“Well, I can’t speak to the rest of what you say…” Maeve said over the rim of her wine glass. “But it certainly is your business. It was because Elisabeth Forbes became Minister of Defense and needed to make her mark quickly that your father was driven to ruin and suicide.”

“Dad shot himself because he got unmasked as a crook,” I said. My mouth was dry, even after I took a gulp of wine. “Mistress Forbes may have had private reasons for doing that, I don’t know. But it was her bloody job to do regardless!”

Maeve looked at me steadily. She smiled again and said, “You’re a very sensible young man. And you’re really quite smart, aren’t you.”

“That’s not what my professors at the Academy would tell you,” I said, more embarrassed than I’d been when she called me handsome.

The food arrived then, which I was glad of. Maeve took my lapse in attention to refill my glass.

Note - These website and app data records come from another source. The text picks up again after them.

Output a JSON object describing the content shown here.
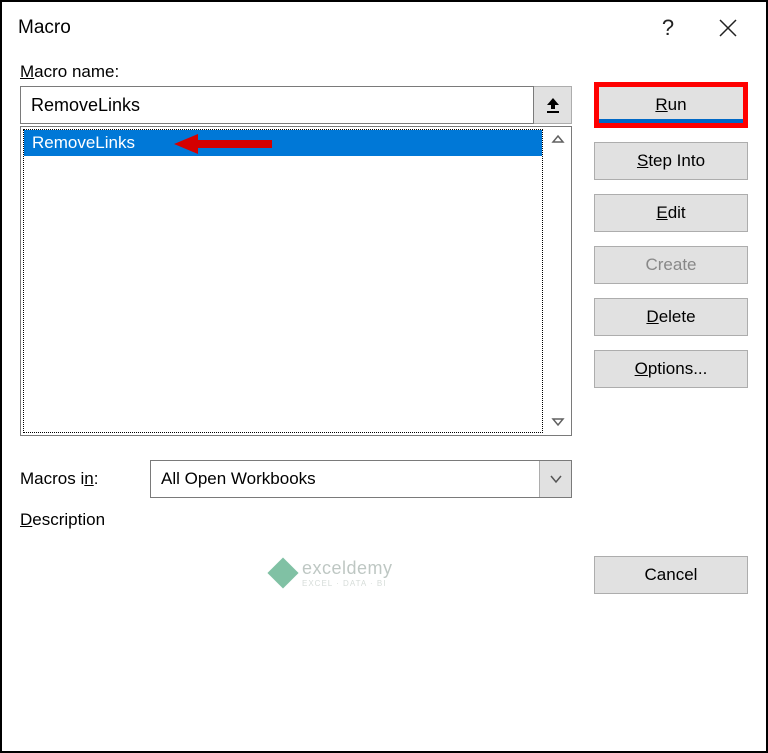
{
  "titlebar": {
    "title": "Macro"
  },
  "labels": {
    "macro_name_prefix": "M",
    "macro_name_rest": "acro name:",
    "macros_in_prefix": "M",
    "macros_in_rest": "acros i",
    "macros_in_underline": "n",
    "macros_in_suffix": ":",
    "description_prefix": "D",
    "description_rest": "escription"
  },
  "fields": {
    "macro_name_value": "RemoveLinks",
    "macros_in_value": "All Open Workbooks"
  },
  "list": {
    "items": [
      "RemoveLinks"
    ]
  },
  "buttons": {
    "run_u": "R",
    "run_rest": "un",
    "step_u": "S",
    "step_rest": "tep Into",
    "edit_u": "E",
    "edit_rest": "dit",
    "create": "Create",
    "delete_u": "D",
    "delete_rest": "elete",
    "options_u": "O",
    "options_rest": "ptions...",
    "cancel": "Cancel"
  },
  "watermark": {
    "text": "exceldemy",
    "sub": "EXCEL · DATA · BI"
  }
}
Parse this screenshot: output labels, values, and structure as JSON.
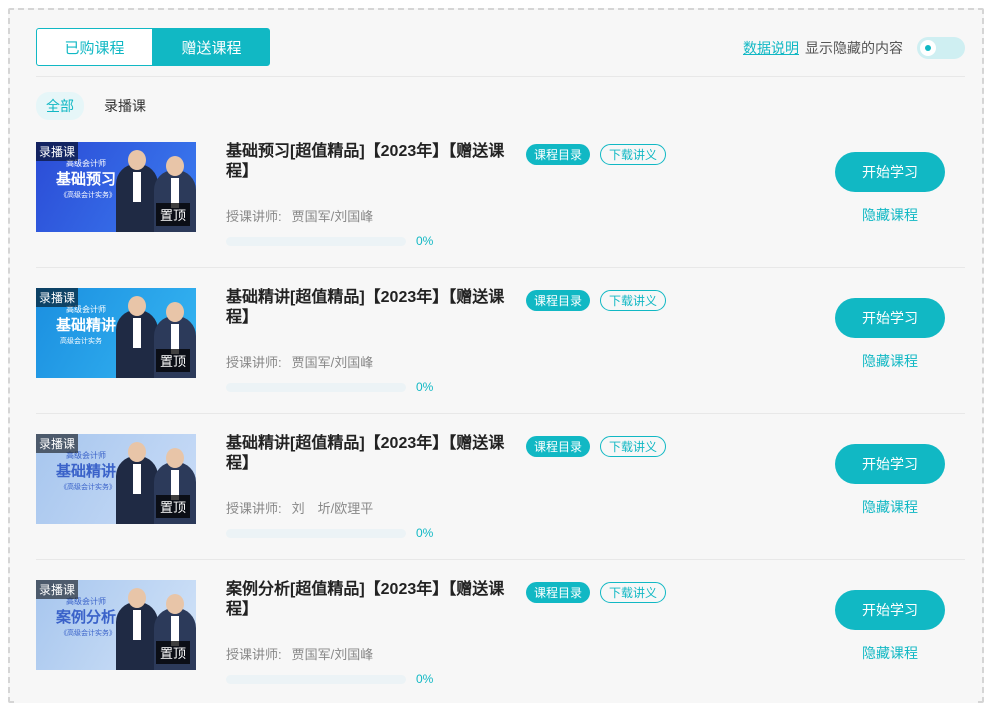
{
  "tabs": [
    "已购课程",
    "赠送课程"
  ],
  "header": {
    "data_link": "数据说明",
    "show_hidden": "显示隐藏的内容"
  },
  "filters": [
    "全部",
    "录播课"
  ],
  "colors": {
    "accent": "#11b8c4"
  },
  "courses": [
    {
      "thumb": {
        "tag": "录播课",
        "sub": "高级会计师",
        "big": "基础预习",
        "book": "《高级会计实务》",
        "top": "置顶"
      },
      "title": "基础预习[超值精品]【2023年】【赠送课程】",
      "catalog": "课程目录",
      "handout": "下载讲义",
      "teacher_label": "授课讲师:",
      "teacher": "贾国军/刘国峰",
      "progress_pct": 0,
      "progress_text": "0%",
      "start": "开始学习",
      "hide": "隐藏课程"
    },
    {
      "thumb": {
        "tag": "录播课",
        "sub": "高级会计师",
        "big": "基础精讲",
        "book": "高级会计实务",
        "top": "置顶"
      },
      "title": "基础精讲[超值精品]【2023年】【赠送课程】",
      "catalog": "课程目录",
      "handout": "下载讲义",
      "teacher_label": "授课讲师:",
      "teacher": "贾国军/刘国峰",
      "progress_pct": 0,
      "progress_text": "0%",
      "start": "开始学习",
      "hide": "隐藏课程"
    },
    {
      "thumb": {
        "tag": "录播课",
        "sub": "高级会计师",
        "big": "基础精讲",
        "book": "《高级会计实务》",
        "top": "置顶"
      },
      "title": "基础精讲[超值精品]【2023年】【赠送课程】",
      "catalog": "课程目录",
      "handout": "下载讲义",
      "teacher_label": "授课讲师:",
      "teacher": "刘　圻/欧理平",
      "progress_pct": 0,
      "progress_text": "0%",
      "start": "开始学习",
      "hide": "隐藏课程"
    },
    {
      "thumb": {
        "tag": "录播课",
        "sub": "高级会计师",
        "big": "案例分析",
        "book": "《高级会计实务》",
        "top": "置顶"
      },
      "title": "案例分析[超值精品]【2023年】【赠送课程】",
      "catalog": "课程目录",
      "handout": "下载讲义",
      "teacher_label": "授课讲师:",
      "teacher": "贾国军/刘国峰",
      "progress_pct": 0,
      "progress_text": "0%",
      "start": "开始学习",
      "hide": "隐藏课程"
    }
  ]
}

There was also a fresh bottle on the serving table beside her, without me hearing her order it.

The special turned out to be thin slices of chicken breast cooked between equally thin slices of bacon like a layer cake. There were vegetables with it, and a spicy sauce.

Mom would’ve been able to tell what went into the sauce just by sniffing, like enough. She could’ve discussed the wine, too. When we’d come into money, she’d gone whole hog into what to eat, drink, and wear. She said Dad had low tastes, which was true enough. Junior had no taste at all, though Mom would never have said anything that could be taken as a criticism of Dean Junior. Dad used to say that Mom thought the sun shone out of Junior’s backside.